(Data begins)
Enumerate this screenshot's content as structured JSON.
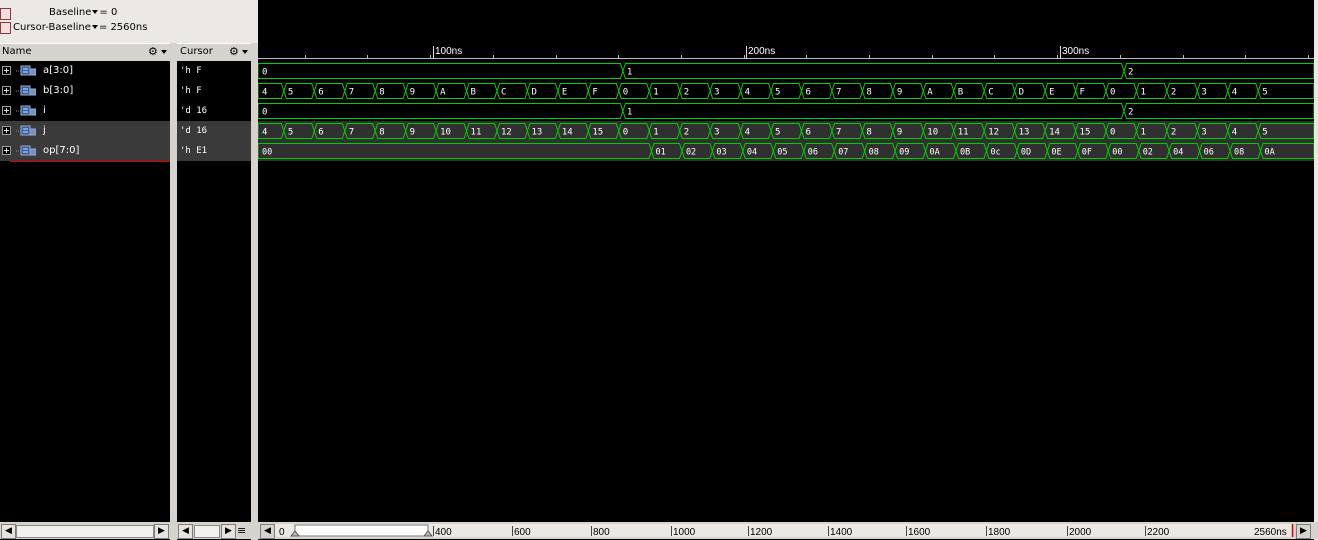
{
  "toolbar": {
    "baseline_label": "Baseline",
    "baseline_value": "= 0",
    "cursor_baseline_label": "Cursor-Baseline",
    "cursor_baseline_value": "= 2560ns"
  },
  "name_panel": {
    "header": "Name",
    "signals": [
      {
        "name": "a[3:0]"
      },
      {
        "name": "b[3:0]"
      },
      {
        "name": "i"
      },
      {
        "name": "j"
      },
      {
        "name": "op[7:0]"
      }
    ]
  },
  "cursor_panel": {
    "header": "Cursor",
    "values": [
      "'h F",
      "'h F",
      "'d 16",
      "'d 16",
      "'h E1"
    ]
  },
  "timeline": {
    "labels": [
      "100ns",
      "200ns",
      "300ns"
    ]
  },
  "waveforms": {
    "color": "#00d000",
    "rows": [
      {
        "signal": "a[3:0]",
        "values": [
          "0",
          "1",
          "2"
        ]
      },
      {
        "signal": "b[3:0]",
        "values": [
          "4",
          "5",
          "6",
          "7",
          "8",
          "9",
          "A",
          "B",
          "C",
          "D",
          "E",
          "F",
          "0",
          "1",
          "2",
          "3",
          "4",
          "5",
          "6",
          "7",
          "8",
          "9",
          "A",
          "B",
          "C",
          "D",
          "E",
          "F",
          "0",
          "1",
          "2",
          "3",
          "4",
          "5"
        ]
      },
      {
        "signal": "i",
        "values": [
          "0",
          "1",
          "2"
        ]
      },
      {
        "signal": "j",
        "values": [
          "4",
          "5",
          "6",
          "7",
          "8",
          "9",
          "10",
          "11",
          "12",
          "13",
          "14",
          "15",
          "0",
          "1",
          "2",
          "3",
          "4",
          "5",
          "6",
          "7",
          "8",
          "9",
          "10",
          "11",
          "12",
          "13",
          "14",
          "15",
          "0",
          "1",
          "2",
          "3",
          "4",
          "5"
        ]
      },
      {
        "signal": "op[7:0]",
        "values": [
          "00",
          "01",
          "02",
          "03",
          "04",
          "05",
          "06",
          "07",
          "08",
          "09",
          "0A",
          "0B",
          "0c",
          "0D",
          "0E",
          "0F",
          "00",
          "02",
          "04",
          "06",
          "08",
          "0A"
        ]
      }
    ]
  },
  "bottom_scroll": {
    "ticks": [
      "0",
      "400",
      "600",
      "800",
      "1000",
      "1200",
      "1400",
      "1600",
      "1800",
      "2000",
      "2200",
      "2560ns"
    ]
  }
}
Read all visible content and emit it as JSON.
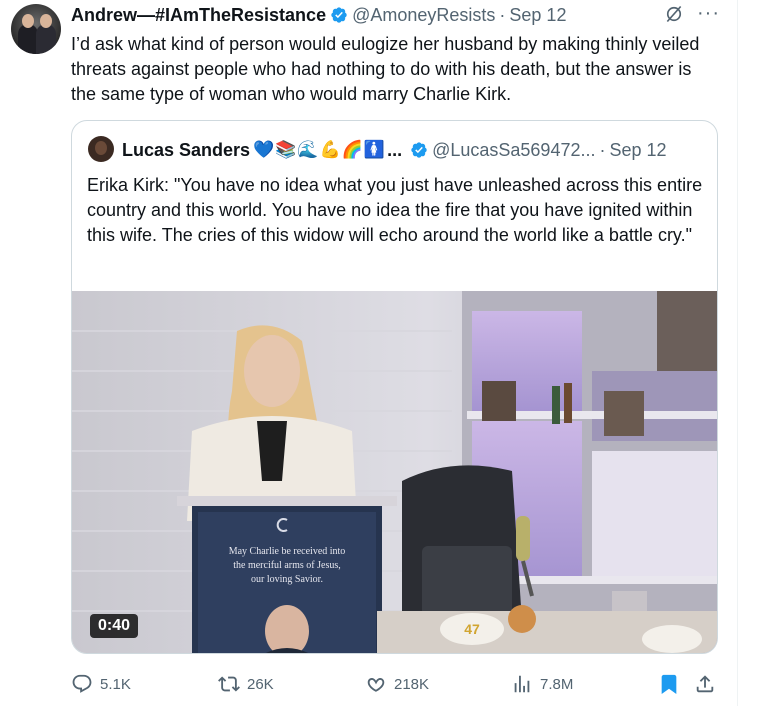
{
  "tweet": {
    "author_name": "Andrew—#IAmTheResistance",
    "handle": "@AmoneyResists",
    "separator": "·",
    "date": "Sep 12",
    "more": "···",
    "text": "I’d ask what kind of person would eulogize her husband by making thinly veiled threats against people who had nothing to do with his death, but the answer is the same type of woman who would marry Charlie Kirk."
  },
  "quote": {
    "author_name": "Lucas Sanders",
    "emojis": "💙📚🌊💪🌈🚺",
    "ellipsis": "...",
    "handle": "@LucasSa569472...",
    "separator": "·",
    "date": "Sep 12",
    "text": "Erika Kirk: \"You have no idea what you just have unleashed across this entire country and this world. You have no idea the fire that you have ignited within this wife. The cries of this widow will echo around the world like a battle cry.\"",
    "video": {
      "duration": "0:40",
      "sign_text": [
        "May Charlie be received into",
        "the merciful arms of Jesus,",
        "our loving Savior."
      ],
      "hat_text": "47"
    }
  },
  "actions": {
    "replies": "5.1K",
    "reposts": "26K",
    "likes": "218K",
    "views": "7.8M"
  },
  "colors": {
    "text": "#0f1419",
    "muted": "#536471",
    "verified": "#1d9bf0",
    "bookmark": "#1d9bf0",
    "border": "#cfd9de"
  }
}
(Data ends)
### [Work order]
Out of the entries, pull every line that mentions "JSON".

### [Exercise answer]
Enumerate this screenshot's content as structured JSON.
Read all visible content and emit it as JSON.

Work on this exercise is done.